▶ **PROBLEM**
Once you have read the records below, write them all out exactly as given.

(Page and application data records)
◆ ◆ ◆

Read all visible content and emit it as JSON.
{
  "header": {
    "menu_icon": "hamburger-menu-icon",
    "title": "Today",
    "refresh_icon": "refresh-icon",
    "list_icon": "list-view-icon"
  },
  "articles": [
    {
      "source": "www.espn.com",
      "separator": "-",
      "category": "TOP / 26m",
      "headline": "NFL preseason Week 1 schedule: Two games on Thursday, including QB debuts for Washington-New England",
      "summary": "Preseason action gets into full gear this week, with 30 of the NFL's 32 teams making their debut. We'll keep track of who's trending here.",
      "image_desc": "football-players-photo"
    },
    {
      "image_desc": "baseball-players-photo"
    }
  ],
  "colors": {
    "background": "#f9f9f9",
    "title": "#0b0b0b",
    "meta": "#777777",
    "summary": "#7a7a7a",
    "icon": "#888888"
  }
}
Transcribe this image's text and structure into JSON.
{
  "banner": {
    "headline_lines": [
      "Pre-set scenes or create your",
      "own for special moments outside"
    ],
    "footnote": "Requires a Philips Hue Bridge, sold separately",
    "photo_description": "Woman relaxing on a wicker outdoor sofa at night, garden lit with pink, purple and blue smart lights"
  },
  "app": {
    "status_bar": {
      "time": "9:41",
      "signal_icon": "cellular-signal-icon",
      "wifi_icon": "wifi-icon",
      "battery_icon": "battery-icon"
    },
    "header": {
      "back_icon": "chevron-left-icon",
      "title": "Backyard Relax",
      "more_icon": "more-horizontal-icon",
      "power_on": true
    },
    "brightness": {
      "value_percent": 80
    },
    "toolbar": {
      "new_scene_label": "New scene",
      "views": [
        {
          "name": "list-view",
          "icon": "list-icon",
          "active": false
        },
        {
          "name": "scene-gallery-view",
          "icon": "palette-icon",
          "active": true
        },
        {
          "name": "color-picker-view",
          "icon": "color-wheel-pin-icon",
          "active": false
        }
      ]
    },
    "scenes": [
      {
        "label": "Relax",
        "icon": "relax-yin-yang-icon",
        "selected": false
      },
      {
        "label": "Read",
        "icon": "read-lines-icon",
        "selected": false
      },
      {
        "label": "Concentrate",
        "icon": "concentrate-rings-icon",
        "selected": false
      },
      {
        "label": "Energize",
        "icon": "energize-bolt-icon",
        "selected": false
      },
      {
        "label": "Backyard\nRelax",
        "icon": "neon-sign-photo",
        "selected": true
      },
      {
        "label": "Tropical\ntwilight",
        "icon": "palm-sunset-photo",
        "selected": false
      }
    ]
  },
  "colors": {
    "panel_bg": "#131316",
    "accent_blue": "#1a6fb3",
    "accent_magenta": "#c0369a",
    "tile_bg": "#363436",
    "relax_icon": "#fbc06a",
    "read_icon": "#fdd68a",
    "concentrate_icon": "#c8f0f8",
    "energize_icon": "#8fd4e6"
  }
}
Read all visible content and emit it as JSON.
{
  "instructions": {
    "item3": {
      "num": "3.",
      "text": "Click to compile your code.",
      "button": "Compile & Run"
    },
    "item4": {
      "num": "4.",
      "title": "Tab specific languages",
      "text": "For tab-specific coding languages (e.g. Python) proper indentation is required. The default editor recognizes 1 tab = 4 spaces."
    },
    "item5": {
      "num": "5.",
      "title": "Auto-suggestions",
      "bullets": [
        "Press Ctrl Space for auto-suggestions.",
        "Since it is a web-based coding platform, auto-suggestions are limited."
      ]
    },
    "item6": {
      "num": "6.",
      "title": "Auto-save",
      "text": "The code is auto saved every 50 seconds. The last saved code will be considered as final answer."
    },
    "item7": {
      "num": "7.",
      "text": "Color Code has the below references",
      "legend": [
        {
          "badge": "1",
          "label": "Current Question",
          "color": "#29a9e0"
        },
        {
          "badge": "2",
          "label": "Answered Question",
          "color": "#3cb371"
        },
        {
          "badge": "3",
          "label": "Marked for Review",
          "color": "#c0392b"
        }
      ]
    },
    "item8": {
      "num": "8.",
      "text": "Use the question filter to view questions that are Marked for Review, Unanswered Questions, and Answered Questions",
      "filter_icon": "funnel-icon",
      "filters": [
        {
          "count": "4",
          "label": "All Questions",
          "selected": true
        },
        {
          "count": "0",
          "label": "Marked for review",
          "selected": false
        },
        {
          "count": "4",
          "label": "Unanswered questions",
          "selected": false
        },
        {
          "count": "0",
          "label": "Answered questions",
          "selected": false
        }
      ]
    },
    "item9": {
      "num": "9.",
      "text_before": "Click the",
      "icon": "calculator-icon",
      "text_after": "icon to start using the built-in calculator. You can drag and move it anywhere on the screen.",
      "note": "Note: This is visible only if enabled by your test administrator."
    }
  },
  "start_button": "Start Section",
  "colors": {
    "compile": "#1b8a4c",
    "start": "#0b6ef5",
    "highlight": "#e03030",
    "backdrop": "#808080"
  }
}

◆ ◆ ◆

▶ **OUTPUT OF THE TASK**
Read all visible content and emit it as JSON.
{
  "header": {
    "menu_icon": "hamburger-menu-icon",
    "title": "Today",
    "refresh_icon": "refresh-icon",
    "list_icon": "list-view-icon"
  },
  "articles": [
    {
      "source": "www.espn.com",
      "separator": "-",
      "category": "TOP / 26m",
      "headline": "NFL preseason Week 1 schedule: Two games on Thursday, including QB debuts for Washington-New England",
      "summary": "Preseason action gets into full gear this week, with 30 of the NFL's 32 teams making their debut. We'll keep track of who's trending here.",
      "image_desc": "football-players-photo"
    },
    {
      "image_desc": "baseball-players-photo"
    }
  ],
  "colors": {
    "background": "#f9f9f9",
    "title": "#0b0b0b",
    "meta": "#777777",
    "summary": "#7a7a7a",
    "icon": "#888888"
  }
}
Transcribe this image's text and structure into JSON.
{
  "banner": {
    "headline_lines": [
      "Pre-set scenes or create your",
      "own for special moments outside"
    ],
    "footnote": "Requires a Philips Hue Bridge, sold separately",
    "photo_description": "Woman relaxing on a wicker outdoor sofa at night, garden lit with pink, purple and blue smart lights"
  },
  "app": {
    "status_bar": {
      "time": "9:41",
      "signal_icon": "cellular-signal-icon",
      "wifi_icon": "wifi-icon",
      "battery_icon": "battery-icon"
    },
    "header": {
      "back_icon": "chevron-left-icon",
      "title": "Backyard Relax",
      "more_icon": "more-horizontal-icon",
      "power_on": true
    },
    "brightness": {
      "value_percent": 80
    },
    "toolbar": {
      "new_scene_label": "New scene",
      "views": [
        {
          "name": "list-view",
          "icon": "list-icon",
          "active": false
        },
        {
          "name": "scene-gallery-view",
          "icon": "palette-icon",
          "active": true
        },
        {
          "name": "color-picker-view",
          "icon": "color-wheel-pin-icon",
          "active": false
        }
      ]
    },
    "scenes": [
      {
        "label": "Relax",
        "icon": "relax-yin-yang-icon",
        "selected": false
      },
      {
        "label": "Read",
        "icon": "read-lines-icon",
        "selected": false
      },
      {
        "label": "Concentrate",
        "icon": "concentrate-rings-icon",
        "selected": false
      },
      {
        "label": "Energize",
        "icon": "energize-bolt-icon",
        "selected": false
      },
      {
        "label": "Backyard\nRelax",
        "icon": "neon-sign-photo",
        "selected": true
      },
      {
        "label": "Tropical\ntwilight",
        "icon": "palm-sunset-photo",
        "selected": false
      }
    ]
  },
  "colors": {
    "panel_bg": "#131316",
    "accent_blue": "#1a6fb3",
    "accent_magenta": "#c0369a",
    "tile_bg": "#363436",
    "relax_icon": "#fbc06a",
    "read_icon": "#fdd68a",
    "concentrate_icon": "#c8f0f8",
    "energize_icon": "#8fd4e6"
  }
}
Read all visible content and emit it as JSON.
{
  "instructions": {
    "item3": {
      "num": "3.",
      "text": "Click to compile your code.",
      "button": "Compile & Run"
    },
    "item4": {
      "num": "4.",
      "title": "Tab specific languages",
      "text": "For tab-specific coding languages (e.g. Python) proper indentation is required. The default editor recognizes 1 tab = 4 spaces."
    },
    "item5": {
      "num": "5.",
      "title": "Auto-suggestions",
      "bullets": [
        "Press Ctrl Space for auto-suggestions.",
        "Since it is a web-based coding platform, auto-suggestions are limited."
      ]
    },
    "item6": {
      "num": "6.",
      "title": "Auto-save",
      "text": "The code is auto saved every 50 seconds. The last saved code will be considered as final answer."
    },
    "item7": {
      "num": "7.",
      "text": "Color Code has the below references",
      "legend": [
        {
          "badge": "1",
          "label": "Current Question",
          "color": "#29a9e0"
        },
        {
          "badge": "2",
          "label": "Answered Question",
          "color": "#3cb371"
        },
        {
          "badge": "3",
          "label": "Marked for Review",
          "color": "#c0392b"
        }
      ]
    },
    "item8": {
      "num": "8.",
      "text": "Use the question filter to view questions that are Marked for Review, Unanswered Questions, and Answered Questions",
      "filter_icon": "funnel-icon",
      "filters": [
        {
          "count": "4",
          "label": "All Questions",
          "selected": true
        },
        {
          "count": "0",
          "label": "Marked for review",
          "selected": false
        },
        {
          "count": "4",
          "label": "Unanswered questions",
          "selected": false
        },
        {
          "count": "0",
          "label": "Answered questions",
          "selected": false
        }
      ]
    },
    "item9": {
      "num": "9.",
      "text_before": "Click the",
      "icon": "calculator-icon",
      "text_after": "icon to start using the built-in calculator. You can drag and move it anywhere on the screen.",
      "note": "Note: This is visible only if enabled by your test administrator."
    }
  },
  "start_button": "Start Section",
  "colors": {
    "compile": "#1b8a4c",
    "start": "#0b6ef5",
    "highlight": "#e03030",
    "backdrop": "#808080"
  }
}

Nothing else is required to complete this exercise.